§ **THE PROBLEM**:
Each line of the records that holds the word "user" should be copied out.

(Saved entries)
BEGIN
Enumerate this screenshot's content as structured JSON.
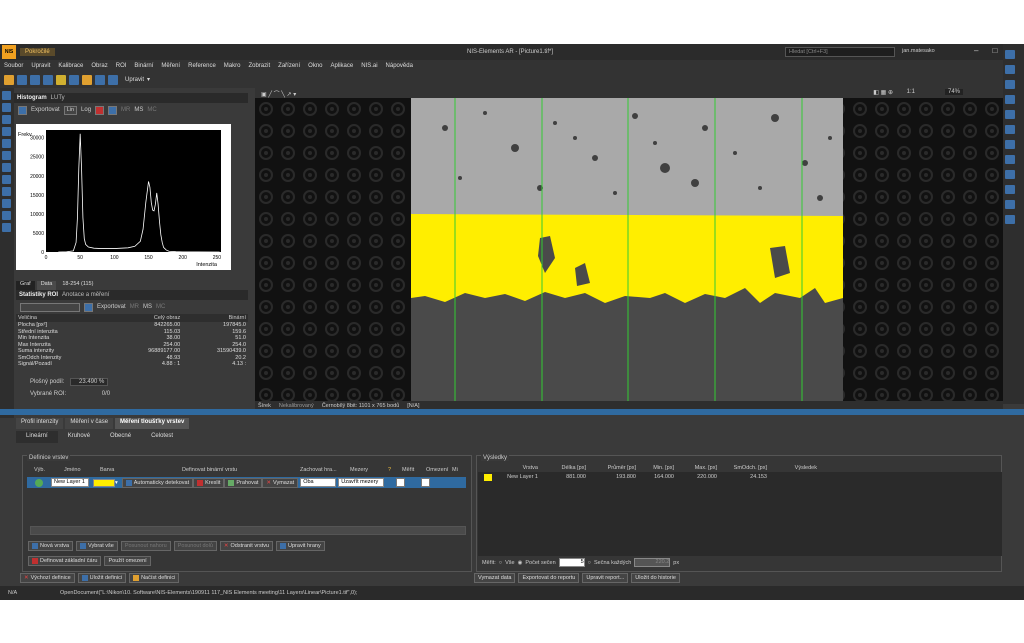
{
  "window": {
    "app_tab": "Pokročilé",
    "title": "NIS-Elements AR - [Picture1.tif*]",
    "search_placeholder": "Hledat [Ctrl+F3]",
    "user": "jan.matesako",
    "logo": "NIS"
  },
  "menu": [
    "Soubor",
    "Upravit",
    "Kalibrace",
    "Obraz",
    "ROI",
    "Binární",
    "Měření",
    "Reference",
    "Makro",
    "Zobrazit",
    "Zařízení",
    "Okno",
    "Aplikace",
    "NIS.ai",
    "Nápověda"
  ],
  "toolbar": {
    "edit_label": "Upravit"
  },
  "histogram": {
    "title": "Histogram",
    "tab2": "LUTy",
    "export_label": "Exportovat",
    "lin": "Lin",
    "log": "Log",
    "mr": "MR",
    "ms": "MS",
    "mc": "MC",
    "ylabel": "Frekv.",
    "xlabel": "Intenzita",
    "tabs": [
      "Graf",
      "Data"
    ],
    "range": "18-254 (115)",
    "chart_data": {
      "type": "line",
      "title": "",
      "xlabel": "Intenzita",
      "ylabel": "Frekv.",
      "xlim": [
        0,
        256
      ],
      "ylim": [
        0,
        32000
      ],
      "xticks": [
        0,
        50,
        100,
        150,
        200,
        250
      ],
      "yticks": [
        0,
        2500,
        5000,
        7500,
        10000,
        12500,
        15000,
        17500,
        20000,
        22500,
        25000,
        27500,
        30000
      ],
      "series": [
        {
          "x": [
            18,
            30,
            40,
            44,
            46,
            48,
            50,
            52,
            54,
            56,
            58,
            62,
            70,
            80,
            90,
            100,
            110,
            120,
            130,
            138,
            142,
            146,
            150,
            152,
            154,
            156,
            158,
            160,
            162,
            164,
            166,
            168,
            170,
            172,
            176,
            180,
            190,
            200,
            220,
            254
          ],
          "y": [
            0,
            50,
            300,
            2500,
            9000,
            22000,
            31000,
            22000,
            9000,
            3500,
            2000,
            1300,
            1000,
            900,
            900,
            900,
            1000,
            1100,
            1500,
            2800,
            6000,
            13000,
            18500,
            17000,
            13000,
            11000,
            10800,
            12500,
            15500,
            12500,
            8000,
            4500,
            2500,
            1200,
            500,
            200,
            80,
            40,
            10,
            0
          ]
        }
      ]
    }
  },
  "stats": {
    "title": "Statistiky ROI",
    "tab2": "Anotace a měření",
    "export_label": "Exportovat",
    "mr": "MR",
    "ms": "MS",
    "mc": "MC",
    "columns": [
      "Veličina",
      "Celý obraz",
      "Binární"
    ],
    "rows": [
      [
        "Plocha [px²]",
        "842265.00",
        "197845.0"
      ],
      [
        "Střední intenzita",
        "115.03",
        "159.6"
      ],
      [
        "Min Intenzita",
        "38.00",
        "51.0"
      ],
      [
        "Max Intenzita",
        "254.00",
        "254.0"
      ],
      [
        "Suma intenzity",
        "96889177.00",
        "31590439.0"
      ],
      [
        "SmOdch Intenzity",
        "48.93",
        "20.2"
      ],
      [
        "Signál/Pozadí",
        "4.88 : 1",
        "4.13 :"
      ]
    ],
    "area_label": "Plošný podíl:",
    "area_value": "23.490 %",
    "roi_label": "Vybrané ROI:",
    "roi_value": "0/0"
  },
  "image": {
    "zoom": "74%",
    "scale_label": "1:1",
    "status": [
      "Šírek",
      "Nekalibrovaný",
      "Černobílý 8bit: 1101 x 765 bodů",
      "[N/A]"
    ]
  },
  "bottom_tabs": [
    "Profil intenzity",
    "Měření v čase",
    "Měření tloušťky vrstev"
  ],
  "sub_tabs": [
    "Lineární",
    "Kruhové",
    "Obecné",
    "Celotest"
  ],
  "defs": {
    "title": "Definice vrstev",
    "headers": [
      "Výb.",
      "Jméno",
      "Barva",
      "Definovat binární vrstu",
      "Zachovat hra...",
      "Mezery",
      "?",
      "Měřit",
      "Omezení",
      "Mi"
    ],
    "layer": {
      "name": "New Layer 1",
      "color": "#ffee00",
      "auto_label": "Automaticky detekovat",
      "draw_label": "Kreslit",
      "thresh_label": "Prahovat",
      "delete_label": "Vymazat",
      "keep": "Oba",
      "gaps": "Uzavřít mezery"
    },
    "buttons": [
      "Nová vrstva",
      "Vybrat vše",
      "Posunout nahoru",
      "Posunout dolů",
      "Odstranit vrstvu",
      "Upravit hrany"
    ],
    "buttons2": [
      "Definovat základní čáru",
      "Použít omezení"
    ],
    "buttons3": [
      "Výchozí definice",
      "Uložit definici",
      "Načíst definici"
    ]
  },
  "results": {
    "title": "Výsledky",
    "headers": [
      "Vrstva",
      "Délka [px]",
      "Průměr [px]",
      "Min. [px]",
      "Max. [px]",
      "SmOdch. [px]",
      "Výsledek"
    ],
    "rows": [
      [
        "New Layer 1",
        "881.000",
        "193.800",
        "164.000",
        "220.000",
        "24.153",
        ""
      ]
    ],
    "measure_label": "Měřit:",
    "all_label": "Vše",
    "count_label": "Počet sečen",
    "count_value": "5",
    "each_label": "Sečna každých",
    "each_value": "220.2",
    "each_unit": "px",
    "buttons": [
      "Vymazat data",
      "Exportovat do reportu",
      "Upravit report...",
      "Uložit do historie"
    ]
  },
  "statusbar": {
    "left": "N/A",
    "path": "OpenDocument(\"L:\\Nikon\\10. Software\\NIS-Elements\\190911 117_NIS Elements meeting\\11 Layers\\Linear\\Picture1.tif\",0);"
  },
  "colors": {
    "accent": "#2f6aa0",
    "layer": "#ffee00",
    "grid": "#33cc33",
    "bg": "#3a3a3a"
  }
}
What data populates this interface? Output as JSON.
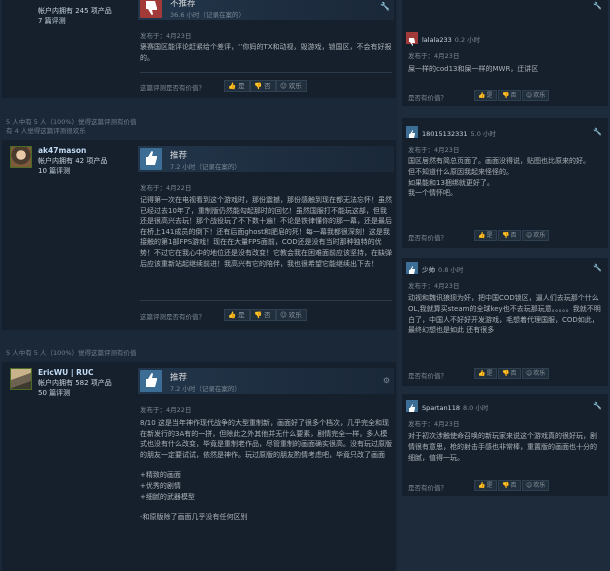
{
  "r0": {
    "stat1": "帐户内拥有 245 项产品",
    "stat2": "7 篇评测",
    "verdict": "不推荐",
    "hours": "36.6 小时（记录在案的）",
    "posted": "发布于：4月23日",
    "text": "褒赛国区能评论赶紧给个差评，‘’你妈的TX和动视，毁游戏，锁国区，不会有好报的。",
    "question": "这篇评测是否有价值？",
    "yes": "是",
    "no": "否",
    "funny": "欢乐"
  },
  "r1": {
    "helpful1": "5 人中有 5 人（100%）觉得这篇评测有价值",
    "helpful2": "有 4 人觉得这篇评测很欢乐",
    "name": "ak47mason",
    "stat1": "帐户内拥有 42 项产品",
    "stat2": "10 篇评测",
    "verdict": "推荐",
    "hours": "7.2 小时（记录在案的）",
    "posted": "发布于：4月22日",
    "text": "记得第一次在电视看到这个游戏时，那份震撼，那份感触到现在都无法忘怀！虽然已经过去10年了，重制版仍然能勾起那时的回忆！虽然国服打不能玩这部，但我还是很高兴去玩！那个战役玩了不下数十遍！不论是铁律懂你的那一幕，还是最后在桥上141成员的倒下！还有后面ghost和肥皂的死！每一幕我都很深刻！这是我接触的第1部FPS游戏！现在在大量FPS面前，COD还是没有当时那种独特的优势！不过它在我心中的地位还是没有改变！它教会我在困难面前应该坚持，在缺弹后应该重新站起继续前进！我高兴有它的陪伴，我也很希望它能继续出下去！",
    "question": "这篇评测是否有价值？",
    "yes": "是",
    "no": "否",
    "funny": "欢乐"
  },
  "r2": {
    "helpful1": "5 人中有 5 人（100%）觉得这篇评测有价值",
    "name": "EricWU | RUC",
    "stat1": "帐户内拥有 582 项产品",
    "stat2": "50 篇评测",
    "verdict": "推荐",
    "hours": "7.2 小时（记录在案的）",
    "posted": "发布于：4月22日",
    "lines": [
      "8/10 这是当年神作现代战争的大型重制新，画面好了很多个档次，几乎完全和现在新发行的3A有的一拼，但除此之外其他并无什么要素，剧情完全一样，多人模式也没有什么改变，毕竟是重制老作品，尽管重制的画面确实很高。没有玩过原版的朋友一定要试试，依然是神作。玩过原版的朋友酌情考虑吧，毕竟只改了画面",
      "",
      "+精致的画面",
      "+优秀的剧情",
      "+细腻的武器模型",
      "",
      "-和原版除了画面几乎没有任何区别"
    ]
  },
  "right": [
    {
      "user": "lalala233",
      "hours": "0.2 小时",
      "posted": "发布于：4月23日",
      "text": "屎一样的cod13和屎一样的MWR，迂讲区",
      "question": "是否有价值？",
      "yes": "是",
      "no": "否",
      "funny": "欢乐"
    },
    {
      "user": "18015132331",
      "hours": "5.0 小时",
      "posted": "发布于：4月23日",
      "text": "国区居然有简总页面了。画面没得说，贴图也比原来的好。\n但不知道什么原因我起来怪怪的。\n如果能和13捆绑就更好了。\n我一个情怀吧。",
      "question": "是否有价值？",
      "yes": "是",
      "no": "否",
      "funny": "欢乐"
    },
    {
      "user": "少帅",
      "hours": "0.8 小时",
      "posted": "发布于：4月23日",
      "text": "动视和魏讯狼狈为奸，把中国COD锁区，逼人们去玩那个什么OL,我就算买steam的全球key也不去玩那玩意。。。。。我就不明白了，中国人不好好开发游戏，毛想着代理国服，COD如此，最终幻想也是如此 还有很多",
      "question": "是否有价值？",
      "yes": "是",
      "no": "否",
      "funny": "欢乐"
    },
    {
      "user": "Spartan118",
      "hours": "8.0 小时",
      "posted": "发布于：4月23日",
      "text": "对于初次涉触使命召唤的新玩家来说这个游戏真的很好玩，剧情很有意思，枪的射击手感也非常棒，重置版的画面也十分的细腻，值得一玩。",
      "question": "是否有价值？",
      "yes": "是",
      "no": "否",
      "funny": "欢乐"
    }
  ],
  "icons": {
    "thumb_up": "thumbs-up-icon",
    "thumb_down": "thumbs-down-icon",
    "wrench": "wrench-icon",
    "steam": "steam-icon"
  },
  "colors": {
    "accent": "#67c1f5",
    "recommend": "#3c6e95",
    "notrecommend": "#a33a3a",
    "bg": "#1b2838"
  }
}
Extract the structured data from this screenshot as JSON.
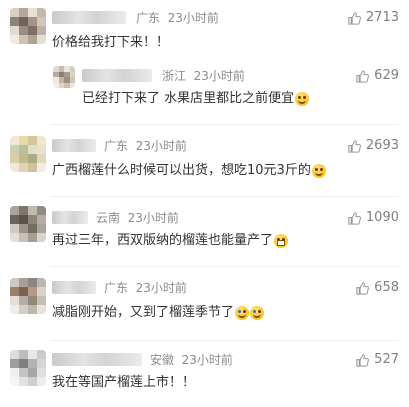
{
  "comments": [
    {
      "location": "广东",
      "time": "23小时前",
      "likes": "2713",
      "text": "价格给我打下来！！"
    },
    {
      "location": "浙江",
      "time": "23小时前",
      "likes": "629",
      "text": "已经打下来了 水果店里都比之前便宜",
      "emoji": "party-face-emoji"
    },
    {
      "location": "广东",
      "time": "23小时前",
      "likes": "2693",
      "text": "广西榴莲什么时候可以出货，想吃10元3斤的",
      "emoji": "heart-eyes-emoji"
    },
    {
      "location": "云南",
      "time": "23小时前",
      "likes": "1090",
      "text": "再过三年，西双版纳的榴莲也能量产了",
      "emoji": "grin-emoji"
    },
    {
      "location": "广东",
      "time": "23小时前",
      "likes": "658",
      "text": "减脂刚开始，又到了榴莲季节了",
      "emoji": "crying-emoji"
    },
    {
      "location": "安徽",
      "time": "23小时前",
      "likes": "527",
      "text": "我在等国产榴莲上市！！"
    }
  ],
  "icons": {
    "like": "thumbs-up-icon"
  }
}
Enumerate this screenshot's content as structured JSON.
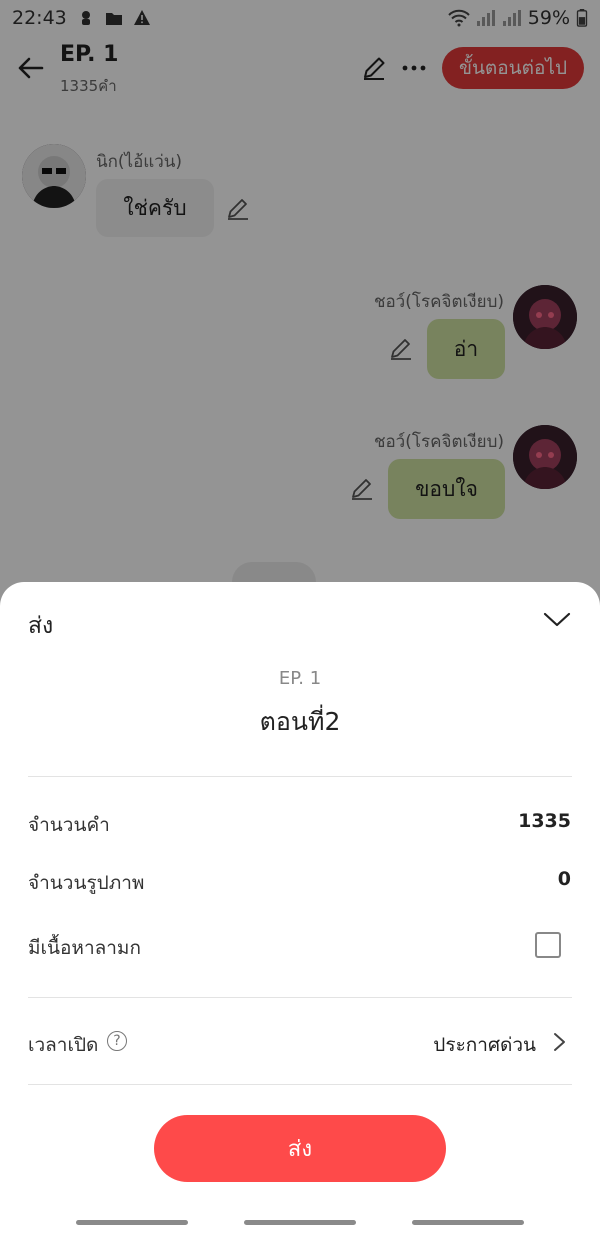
{
  "status_bar": {
    "time": "22:43",
    "battery": "59%"
  },
  "header": {
    "episode_title": "EP. 1",
    "word_count": "1335คำ",
    "next_button_label": "ขั้นตอนต่อไป"
  },
  "chat": {
    "messages": [
      {
        "side": "left",
        "sender": "นิก(ไอ้แว่น)",
        "text": "ใช่ครับ"
      },
      {
        "side": "right",
        "sender": "ชอว์(โรคจิตเงียบ)",
        "text": "อ่า"
      },
      {
        "side": "right",
        "sender": "ชอว์(โรคจิตเงียบ)",
        "text": "ขอบใจ"
      }
    ]
  },
  "sheet": {
    "title": "ส่ง",
    "episode_label": "EP. 1",
    "chapter_name": "ตอนที่2",
    "rows": {
      "word_count_label": "จำนวนคำ",
      "word_count_value": "1335",
      "image_count_label": "จำนวนรูปภาพ",
      "image_count_value": "0",
      "mature_label": "มีเนื้อหาลามก",
      "mature_checked": false,
      "open_time_label": "เวลาเปิด",
      "help_symbol": "?",
      "open_time_value": "ประกาศด่วน"
    },
    "send_button_label": "ส่ง"
  },
  "icons": {
    "back": "arrow-left-icon",
    "edit": "pencil-icon",
    "more": "more-horizontal-icon",
    "collapse": "chevron-down-icon",
    "open_time_chevron": "chevron-right-icon"
  },
  "colors": {
    "accent_red": "#fe4a4a",
    "header_button_red": "#e23a3a",
    "right_bubble": "#cfe2a2",
    "left_bubble": "#f1f1f1"
  }
}
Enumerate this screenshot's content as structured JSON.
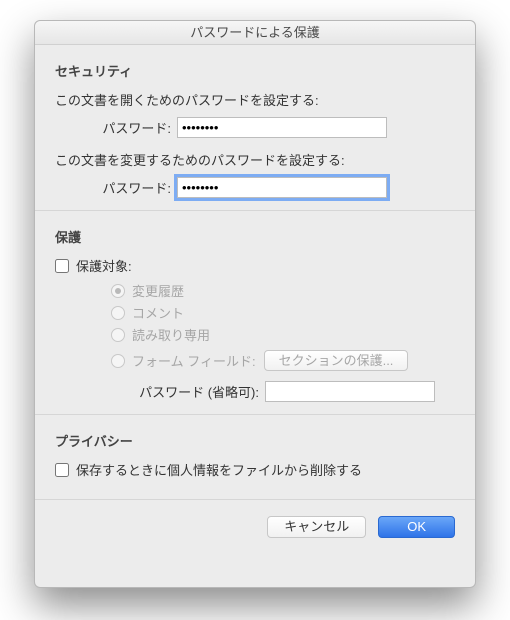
{
  "title": "パスワードによる保護",
  "security": {
    "heading": "セキュリティ",
    "open_desc": "この文書を開くためのパスワードを設定する:",
    "open_label": "パスワード:",
    "open_value": "••••••••",
    "modify_desc": "この文書を変更するためのパスワードを設定する:",
    "modify_label": "パスワード:",
    "modify_value": "••••••••"
  },
  "protection": {
    "heading": "保護",
    "target_label": "保護対象:",
    "radios": {
      "tracked_changes": "変更履歴",
      "comments": "コメント",
      "read_only": "読み取り専用",
      "form_fields": "フォーム フィールド:"
    },
    "sections_button": "セクションの保護...",
    "optional_pw_label": "パスワード (省略可):",
    "optional_pw_value": ""
  },
  "privacy": {
    "heading": "プライバシー",
    "remove_personal_info": "保存するときに個人情報をファイルから削除する"
  },
  "buttons": {
    "cancel": "キャンセル",
    "ok": "OK"
  }
}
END
§ **RESPONSE TO THIS TASK**:
    "user": "jan.matesako",
      "user": "lalala233",
      "user": "18015132331",
      "user": "少帅",
      "user": "Spartan118",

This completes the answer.